INSTRUCTIONS FOR THE TASK
Copy each line containing the word "logo" from the records that follow, please.

AVAILABLE DATA

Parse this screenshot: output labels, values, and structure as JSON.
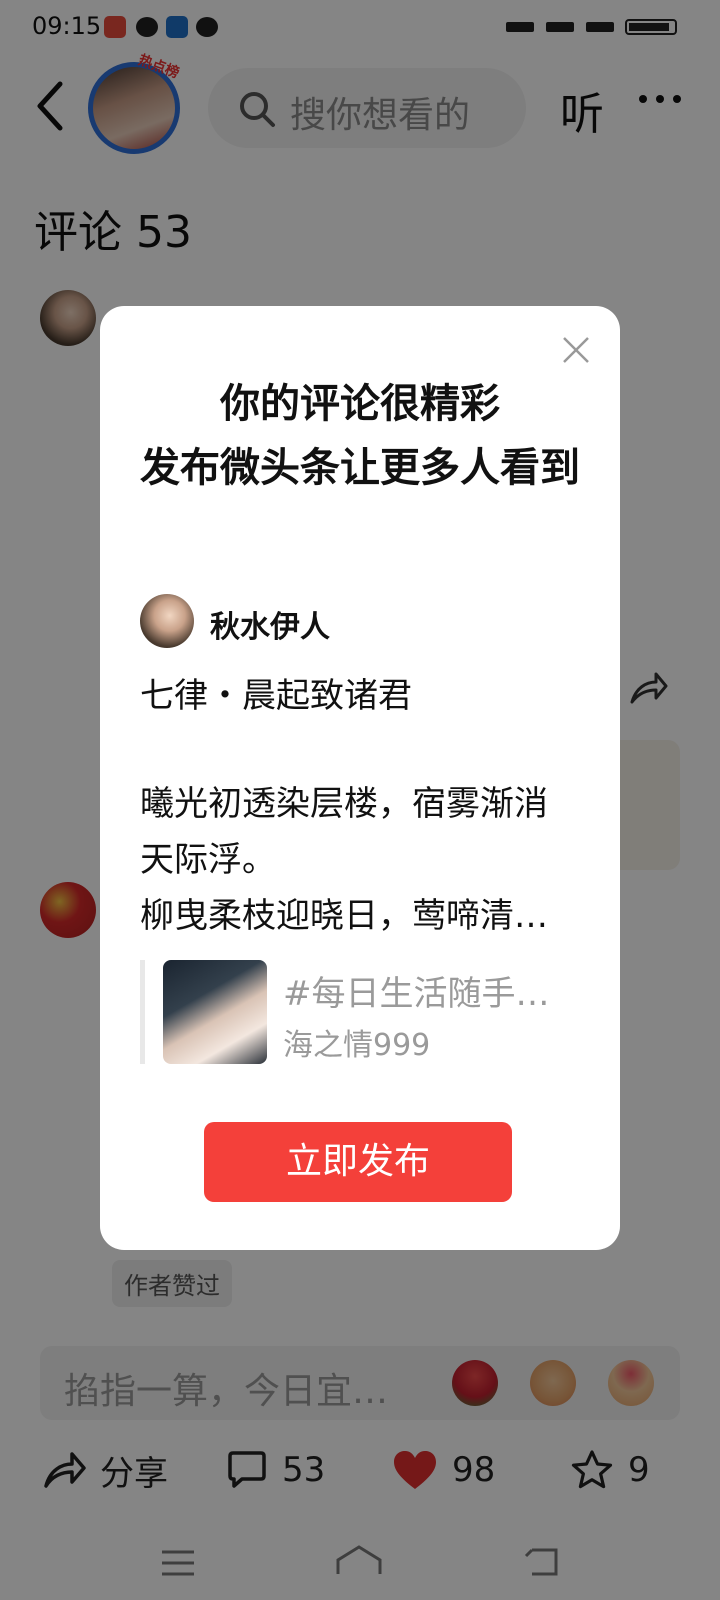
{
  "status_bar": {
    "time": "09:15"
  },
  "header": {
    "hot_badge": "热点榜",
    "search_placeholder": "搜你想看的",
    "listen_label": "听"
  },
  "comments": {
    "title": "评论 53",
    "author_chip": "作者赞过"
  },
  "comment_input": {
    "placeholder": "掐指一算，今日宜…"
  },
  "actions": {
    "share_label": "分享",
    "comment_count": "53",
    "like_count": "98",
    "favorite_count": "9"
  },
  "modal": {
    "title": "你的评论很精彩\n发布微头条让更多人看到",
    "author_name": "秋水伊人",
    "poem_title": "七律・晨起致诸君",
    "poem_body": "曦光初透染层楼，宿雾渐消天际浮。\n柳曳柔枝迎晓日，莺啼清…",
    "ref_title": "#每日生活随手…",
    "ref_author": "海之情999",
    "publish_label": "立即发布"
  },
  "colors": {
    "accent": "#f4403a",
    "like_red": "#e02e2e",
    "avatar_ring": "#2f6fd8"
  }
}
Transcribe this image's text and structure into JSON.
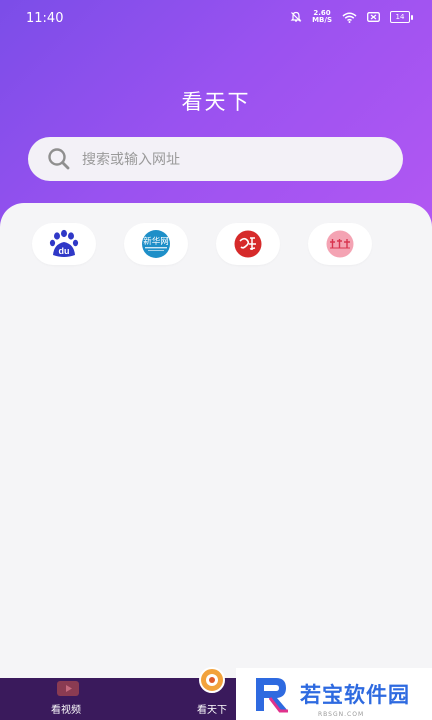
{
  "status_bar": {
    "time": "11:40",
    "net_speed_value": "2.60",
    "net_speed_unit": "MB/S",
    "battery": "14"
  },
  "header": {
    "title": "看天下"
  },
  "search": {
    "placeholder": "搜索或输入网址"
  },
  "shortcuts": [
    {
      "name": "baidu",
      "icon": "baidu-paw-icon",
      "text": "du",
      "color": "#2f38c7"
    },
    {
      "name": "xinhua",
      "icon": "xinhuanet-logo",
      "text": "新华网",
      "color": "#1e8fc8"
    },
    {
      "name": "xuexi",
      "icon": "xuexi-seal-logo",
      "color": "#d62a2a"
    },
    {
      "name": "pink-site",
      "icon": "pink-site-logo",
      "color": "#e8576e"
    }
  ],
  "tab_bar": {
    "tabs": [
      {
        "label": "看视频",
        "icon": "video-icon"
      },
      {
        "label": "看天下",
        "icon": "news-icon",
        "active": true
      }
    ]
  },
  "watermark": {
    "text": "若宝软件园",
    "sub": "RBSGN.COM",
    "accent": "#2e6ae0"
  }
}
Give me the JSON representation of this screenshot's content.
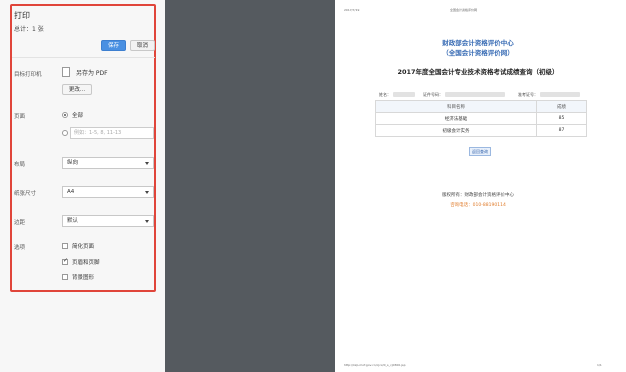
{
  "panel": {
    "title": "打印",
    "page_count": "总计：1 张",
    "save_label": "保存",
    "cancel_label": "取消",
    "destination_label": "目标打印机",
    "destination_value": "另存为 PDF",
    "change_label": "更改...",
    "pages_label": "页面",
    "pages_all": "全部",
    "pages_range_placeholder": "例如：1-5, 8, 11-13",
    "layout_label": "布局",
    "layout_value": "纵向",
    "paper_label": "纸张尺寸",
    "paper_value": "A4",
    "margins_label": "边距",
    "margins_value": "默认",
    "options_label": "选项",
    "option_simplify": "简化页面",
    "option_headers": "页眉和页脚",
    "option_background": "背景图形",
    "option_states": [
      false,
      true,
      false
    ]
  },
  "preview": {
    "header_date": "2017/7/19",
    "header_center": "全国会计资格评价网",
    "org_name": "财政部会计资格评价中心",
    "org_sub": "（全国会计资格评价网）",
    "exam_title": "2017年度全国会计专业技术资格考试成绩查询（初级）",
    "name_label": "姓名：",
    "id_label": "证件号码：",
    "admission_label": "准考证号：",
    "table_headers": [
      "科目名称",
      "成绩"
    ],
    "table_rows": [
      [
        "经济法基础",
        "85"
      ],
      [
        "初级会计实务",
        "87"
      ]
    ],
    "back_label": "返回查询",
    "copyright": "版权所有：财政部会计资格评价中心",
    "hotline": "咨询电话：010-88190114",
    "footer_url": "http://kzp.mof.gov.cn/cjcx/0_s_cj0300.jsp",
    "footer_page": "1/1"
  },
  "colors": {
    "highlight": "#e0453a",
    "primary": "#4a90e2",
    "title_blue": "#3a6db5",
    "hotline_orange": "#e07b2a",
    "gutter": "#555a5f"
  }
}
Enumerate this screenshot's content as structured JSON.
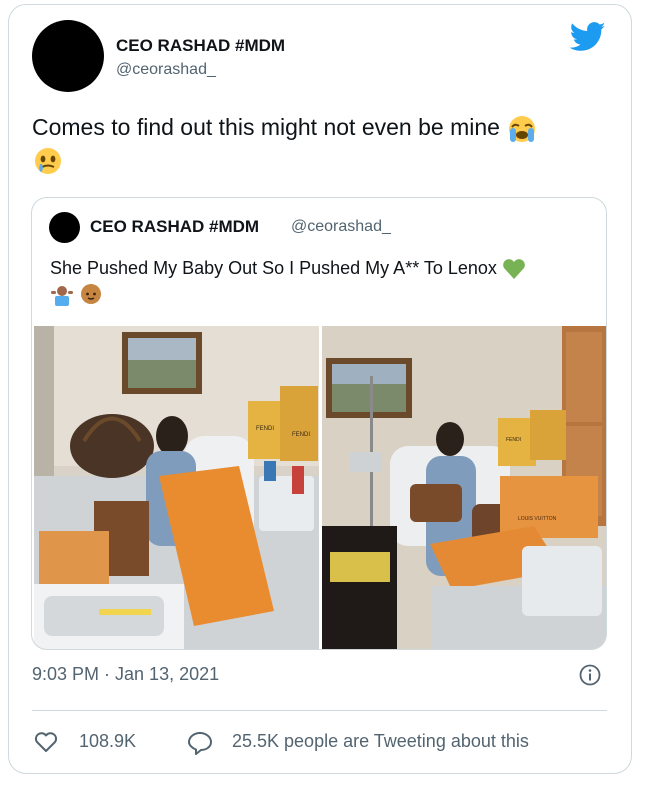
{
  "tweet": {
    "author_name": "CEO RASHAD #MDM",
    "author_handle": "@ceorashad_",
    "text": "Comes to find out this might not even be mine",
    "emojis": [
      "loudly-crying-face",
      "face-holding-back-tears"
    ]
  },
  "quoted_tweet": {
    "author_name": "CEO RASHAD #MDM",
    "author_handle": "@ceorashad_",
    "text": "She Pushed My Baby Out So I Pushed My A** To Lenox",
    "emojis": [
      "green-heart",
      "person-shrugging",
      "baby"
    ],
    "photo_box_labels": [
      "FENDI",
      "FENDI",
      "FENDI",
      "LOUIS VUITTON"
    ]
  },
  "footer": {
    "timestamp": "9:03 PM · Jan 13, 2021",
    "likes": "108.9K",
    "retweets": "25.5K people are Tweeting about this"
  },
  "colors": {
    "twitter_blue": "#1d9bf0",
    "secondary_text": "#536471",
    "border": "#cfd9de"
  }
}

EXERCISE RESULT
      "icon": "xinhuanet-logo",
      "icon": "xuexi-seal-logo",
      "icon": "pink-site-logo",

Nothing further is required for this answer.